Items from an interface collection
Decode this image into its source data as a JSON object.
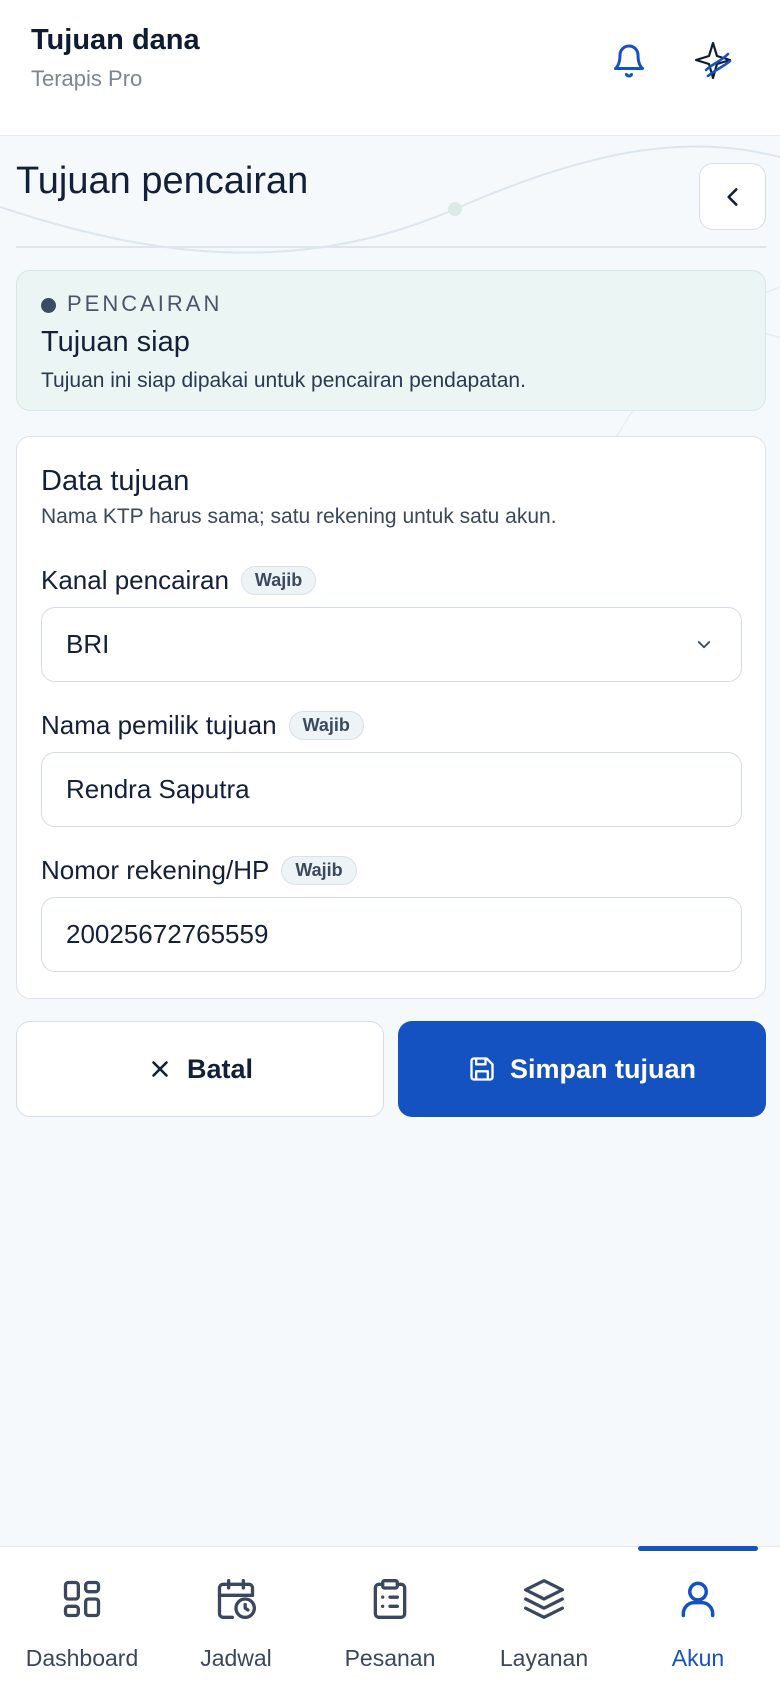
{
  "header": {
    "title": "Tujuan dana",
    "subtitle": "Terapis Pro",
    "bell_icon": "bell-icon",
    "logo_icon": "brand-logo-icon"
  },
  "page": {
    "title": "Tujuan pencairan",
    "back_icon": "chevron-left-icon"
  },
  "status": {
    "eyebrow": "PENCAIRAN",
    "title": "Tujuan siap",
    "description": "Tujuan ini siap dipakai untuk pencairan pendapatan."
  },
  "form": {
    "title": "Data tujuan",
    "subtitle": "Nama KTP harus sama; satu rekening untuk satu akun.",
    "required_badge": "Wajib",
    "channel": {
      "label": "Kanal pencairan",
      "value": "BRI"
    },
    "owner": {
      "label": "Nama pemilik tujuan",
      "value": "Rendra Saputra"
    },
    "number": {
      "label": "Nomor rekening/HP",
      "value": "20025672765559"
    }
  },
  "actions": {
    "cancel_label": "Batal",
    "save_label": "Simpan tujuan"
  },
  "nav": {
    "active": "Akun",
    "items": [
      {
        "label": "Dashboard",
        "icon": "dashboard-icon"
      },
      {
        "label": "Jadwal",
        "icon": "calendar-clock-icon"
      },
      {
        "label": "Pesanan",
        "icon": "clipboard-list-icon"
      },
      {
        "label": "Layanan",
        "icon": "layers-icon"
      },
      {
        "label": "Akun",
        "icon": "user-icon"
      }
    ]
  },
  "colors": {
    "primary": "#1452c2",
    "status_bg": "#ebf5f3",
    "page_bg": "#f6f9fc",
    "text": "#14203a"
  }
}
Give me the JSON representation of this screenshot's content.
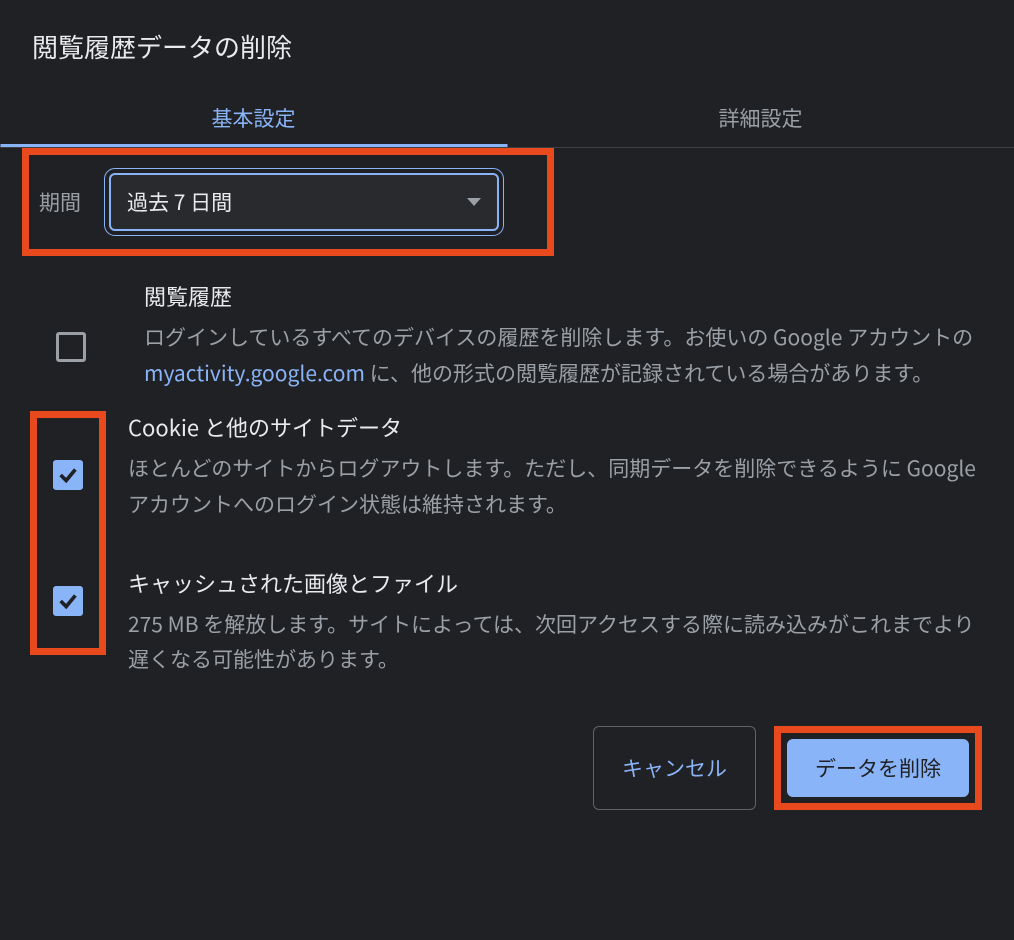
{
  "dialog": {
    "title": "閲覧履歴データの削除"
  },
  "tabs": {
    "basic": "基本設定",
    "advanced": "詳細設定"
  },
  "timeRange": {
    "label": "期間",
    "value": "過去 7 日間"
  },
  "options": {
    "history": {
      "title": "閲覧履歴",
      "desc_before": "ログインしているすべてのデバイスの履歴を削除します。お使いの Google アカウントの ",
      "link_text": "myactivity.google.com",
      "desc_after": " に、他の形式の閲覧履歴が記録されている場合があります。",
      "checked": false
    },
    "cookies": {
      "title": "Cookie と他のサイトデータ",
      "desc": "ほとんどのサイトからログアウトします。ただし、同期データを削除できるように Google アカウントへのログイン状態は維持されます。",
      "checked": true
    },
    "cache": {
      "title": "キャッシュされた画像とファイル",
      "desc": "275 MB を解放します。サイトによっては、次回アクセスする際に読み込みがこれまでより遅くなる可能性があります。",
      "checked": true
    }
  },
  "footer": {
    "cancel": "キャンセル",
    "confirm": "データを削除"
  }
}
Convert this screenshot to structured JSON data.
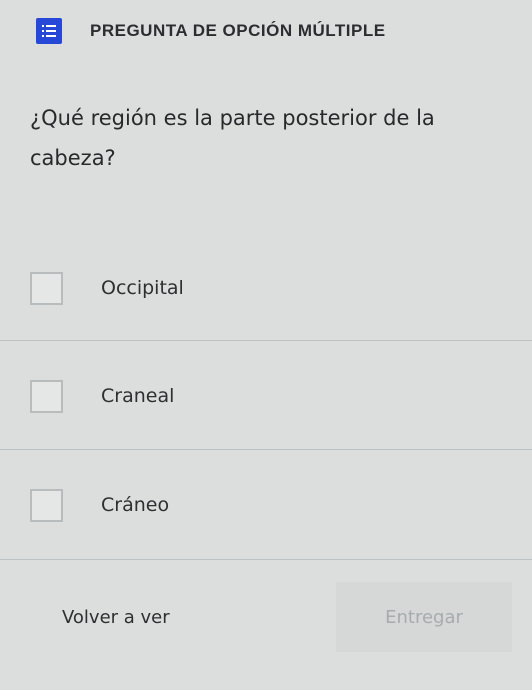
{
  "header": {
    "icon": "list-numbered-icon",
    "icon_color": "#2747d6",
    "title": "PREGUNTA DE OPCIÓN MÚLTIPLE"
  },
  "question": {
    "text": "¿Qué región es la parte posterior de la cabeza?"
  },
  "options": [
    {
      "label": "Occipital",
      "checked": false
    },
    {
      "label": "Craneal",
      "checked": false
    },
    {
      "label": "Cráneo",
      "checked": false
    }
  ],
  "footer": {
    "review_label": "Volver a ver",
    "submit_label": "Entregar",
    "submit_enabled": false
  }
}
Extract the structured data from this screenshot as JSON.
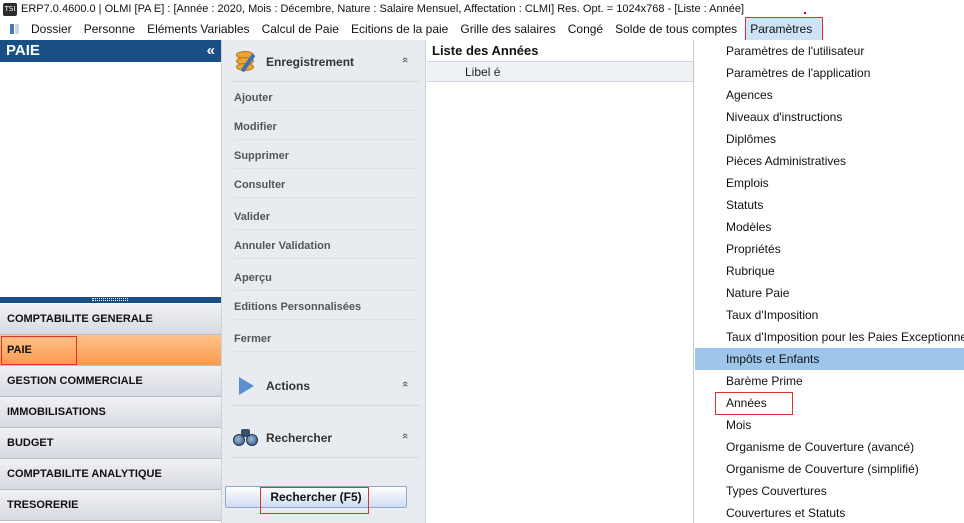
{
  "titlebar": {
    "icon_text": "TSI",
    "title": "ERP7.0.4600.0 | OLMI [PA E] : [Année : 2020, Mois : Décembre, Nature : Salaire Mensuel, Affectation : CLMI] Res. Opt. = 1024x768 - [Liste : Année]"
  },
  "menubar": {
    "items": [
      "Dossier",
      "Personne",
      "Eléments Variables",
      "Calcul de Paie",
      "Ecitions de la paie",
      "Grille des salaires",
      "Congé",
      "Solde de tous comptes",
      "Paramètres"
    ],
    "active_index": 8
  },
  "left_panel": {
    "header": "PAIE",
    "collapse_glyph": "«",
    "modules": [
      "COMPTABILITE GENERALE",
      "PAIE",
      "GESTION COMMERCIALE",
      "IMMOBILISATIONS",
      "BUDGET",
      "COMPTABILITE ANALYTIQUE",
      "TRESORERIE"
    ],
    "active_module": "PAIE"
  },
  "action_panel": {
    "enregistrement": {
      "title": "Enregistrement",
      "items": [
        "Ajouter",
        "Modifier",
        "Supprimer",
        "Consulter",
        "Valider",
        "Annuler Validation",
        "Aperçu",
        "Editions Personnalisées",
        "Fermer"
      ]
    },
    "actions": {
      "title": "Actions"
    },
    "rechercher": {
      "title": "Rechercher"
    },
    "search_button": "Rechercher (F5)",
    "chevron": "«"
  },
  "list": {
    "title": "Liste des Années",
    "column": "Libel é"
  },
  "dropdown": {
    "items": [
      "Paramètres de l'utilisateur",
      "Paramètres de l'application",
      "Agences",
      "Niveaux d'instructions",
      "Diplômes",
      "Pièces Administratives",
      "Emplois",
      "Statuts",
      "Modèles",
      "Propriétés",
      "Rubrique",
      "Nature Paie",
      "Taux d'Imposition",
      "Taux d'Imposition pour les Paies Exceptionnelles",
      "Impôts et Enfants",
      "Barème Prime",
      "Années",
      "Mois",
      "Organisme de Couverture (avancé)",
      "Organisme de Couverture (simplifié)",
      "Types Couvertures",
      "Couvertures et Statuts"
    ],
    "hover_item": "Impôts et Enfants",
    "target_item": "Années"
  },
  "colors": {
    "header_blue": "#1a4f86",
    "active_orange": "#fb9b4c",
    "highlight_red": "#e03030",
    "hover_blue": "#9ec5ea",
    "menu_active": "#cfe3f7"
  }
}
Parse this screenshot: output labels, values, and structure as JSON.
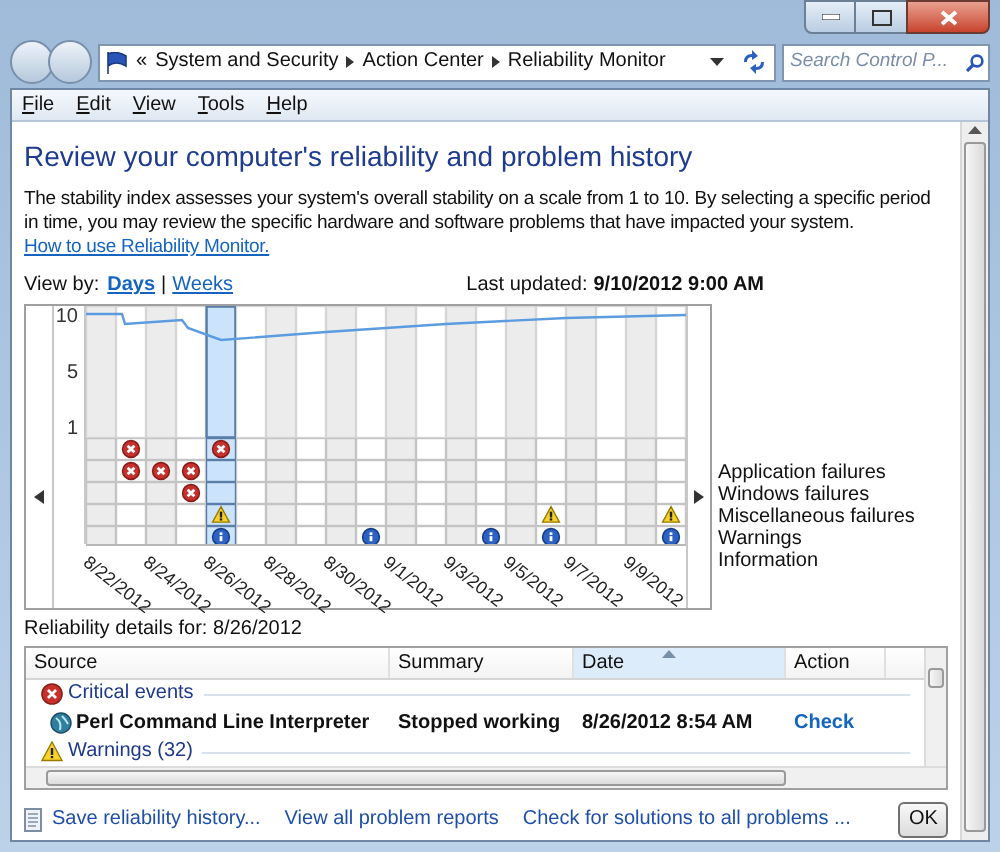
{
  "address_bar": {
    "overflow": "«",
    "breadcrumbs": [
      "System and Security",
      "Action Center",
      "Reliability Monitor"
    ]
  },
  "search": {
    "placeholder": "Search Control P..."
  },
  "menu": [
    "File",
    "Edit",
    "View",
    "Tools",
    "Help"
  ],
  "heading": "Review your computer's reliability and problem history",
  "description": {
    "text": "The stability index assesses your system's overall stability on a scale from 1 to 10. By selecting a specific period in time, you may review the specific hardware and software problems that have impacted your system.",
    "link": "How to use Reliability Monitor."
  },
  "view_by": {
    "label": "View by:",
    "separator": "|",
    "options": [
      {
        "label": "Days",
        "selected": true
      },
      {
        "label": "Weeks",
        "selected": false
      }
    ]
  },
  "last_updated": {
    "label": "Last updated:",
    "value": "9/10/2012 9:00 AM"
  },
  "monitor": {
    "scale": [
      "10",
      "5",
      "1"
    ],
    "dates": [
      "8/22/2012",
      "8/24/2012",
      "8/26/2012",
      "8/28/2012",
      "8/30/2012",
      "9/1/2012",
      "9/3/2012",
      "9/5/2012",
      "9/7/2012",
      "9/9/2012"
    ],
    "columns": [
      {
        "selected": false
      },
      {
        "selected": false
      },
      {
        "selected": false
      },
      {
        "selected": false
      },
      {
        "selected": true
      },
      {
        "selected": false
      },
      {
        "selected": false
      },
      {
        "selected": false
      },
      {
        "selected": false
      },
      {
        "selected": false
      },
      {
        "selected": false
      },
      {
        "selected": false
      },
      {
        "selected": false
      },
      {
        "selected": false
      },
      {
        "selected": false
      },
      {
        "selected": false
      },
      {
        "selected": false
      },
      {
        "selected": false
      },
      {
        "selected": false
      },
      {
        "selected": false
      }
    ],
    "event_rows": [
      {
        "label": "Application failures",
        "kind": "error",
        "marks": [
          false,
          true,
          false,
          false,
          true,
          false,
          false,
          false,
          false,
          false,
          false,
          false,
          false,
          false,
          false,
          false,
          false,
          false,
          false,
          false
        ]
      },
      {
        "label": "Windows failures",
        "kind": "error",
        "marks": [
          false,
          true,
          true,
          true,
          false,
          false,
          false,
          false,
          false,
          false,
          false,
          false,
          false,
          false,
          false,
          false,
          false,
          false,
          false,
          false
        ]
      },
      {
        "label": "Miscellaneous failures",
        "kind": "error",
        "marks": [
          false,
          false,
          false,
          true,
          false,
          false,
          false,
          false,
          false,
          false,
          false,
          false,
          false,
          false,
          false,
          false,
          false,
          false,
          false,
          false
        ]
      },
      {
        "label": "Warnings",
        "kind": "warning",
        "marks": [
          false,
          false,
          false,
          false,
          true,
          false,
          false,
          false,
          false,
          false,
          false,
          false,
          false,
          false,
          false,
          true,
          false,
          false,
          false,
          true
        ]
      },
      {
        "label": "Information",
        "kind": "info",
        "marks": [
          false,
          false,
          false,
          false,
          true,
          false,
          false,
          false,
          false,
          true,
          false,
          false,
          false,
          true,
          false,
          true,
          false,
          false,
          false,
          true
        ]
      }
    ]
  },
  "details": {
    "label": "Reliability details for: 8/26/2012",
    "columns": [
      {
        "label": "Source",
        "sorted": false
      },
      {
        "label": "Summary",
        "sorted": false
      },
      {
        "label": "Date",
        "sorted": true
      },
      {
        "label": "Action",
        "sorted": false
      }
    ],
    "groups": [
      {
        "label": "Critical events",
        "kind": "error",
        "rows": [
          {
            "source": "Perl Command Line Interpreter",
            "summary": "Stopped working",
            "date": "8/26/2012 8:54 AM",
            "action": "Check"
          }
        ]
      },
      {
        "label": "Warnings (32)",
        "kind": "warning"
      }
    ]
  },
  "footer": {
    "links": [
      "Save reliability history...",
      "View all problem reports",
      "Check for solutions to all problems ..."
    ],
    "ok": "OK"
  }
}
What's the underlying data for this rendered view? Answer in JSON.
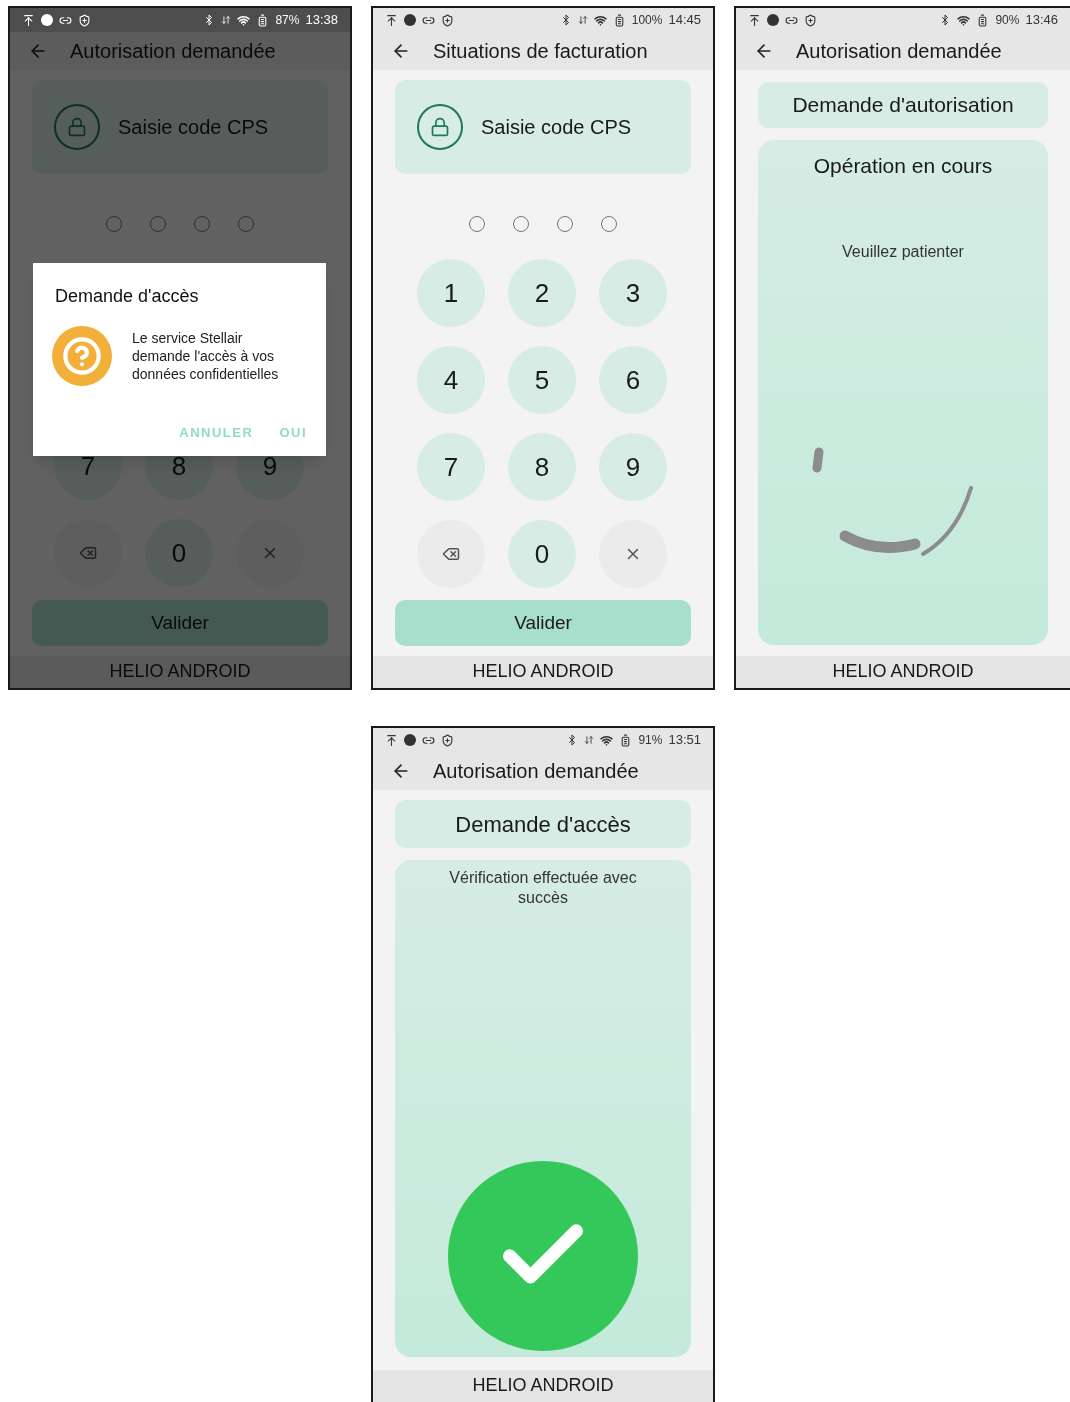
{
  "screens": [
    {
      "kind": "pin",
      "dimmed": true,
      "status_bar": {
        "battery": "87%",
        "time": "13:38",
        "mobile_data": true
      },
      "app_bar": {
        "title": "Autorisation demandée"
      },
      "header_card": {
        "label": "Saisie code CPS"
      },
      "keypad": [
        {
          "kind": "digit",
          "label": "7"
        },
        {
          "kind": "digit",
          "label": "8"
        },
        {
          "kind": "digit",
          "label": "9"
        },
        {
          "kind": "delete"
        },
        {
          "kind": "digit",
          "label": "0"
        },
        {
          "kind": "clear"
        }
      ],
      "submit": "Valider",
      "footer": "HELIO ANDROID",
      "dialog": {
        "title": "Demande d'accès",
        "message": "Le service Stellair demande l'accès à vos données confidentielles",
        "buttons": [
          "ANNULER",
          "OUI"
        ]
      }
    },
    {
      "kind": "pin",
      "dimmed": false,
      "status_bar": {
        "battery": "100%",
        "time": "14:45",
        "mobile_data": true
      },
      "app_bar": {
        "title": "Situations de facturation"
      },
      "header_card": {
        "label": "Saisie code CPS"
      },
      "keypad": [
        {
          "kind": "digit",
          "label": "1"
        },
        {
          "kind": "digit",
          "label": "2"
        },
        {
          "kind": "digit",
          "label": "3"
        },
        {
          "kind": "digit",
          "label": "4"
        },
        {
          "kind": "digit",
          "label": "5"
        },
        {
          "kind": "digit",
          "label": "6"
        },
        {
          "kind": "digit",
          "label": "7"
        },
        {
          "kind": "digit",
          "label": "8"
        },
        {
          "kind": "digit",
          "label": "9"
        },
        {
          "kind": "delete"
        },
        {
          "kind": "digit",
          "label": "0"
        },
        {
          "kind": "clear"
        }
      ],
      "submit": "Valider",
      "footer": "HELIO ANDROID"
    },
    {
      "kind": "progress",
      "dimmed": false,
      "status_bar": {
        "battery": "90%",
        "time": "13:46",
        "mobile_data": false
      },
      "app_bar": {
        "title": "Autorisation demandée"
      },
      "header_card": {
        "label": "Demande d'autorisation"
      },
      "status_title": "Opération en cours",
      "status_message": "Veuillez patienter",
      "footer": "HELIO ANDROID"
    },
    {
      "kind": "success",
      "dimmed": false,
      "status_bar": {
        "battery": "91%",
        "time": "13:51",
        "mobile_data": true
      },
      "app_bar": {
        "title": "Autorisation demandée"
      },
      "header_card": {
        "label": "Demande d'accès"
      },
      "status_message": "Vérification effectuée avec succès",
      "footer": "HELIO ANDROID"
    }
  ]
}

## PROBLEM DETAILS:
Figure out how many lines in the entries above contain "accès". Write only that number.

## TASK OUTPUT:
3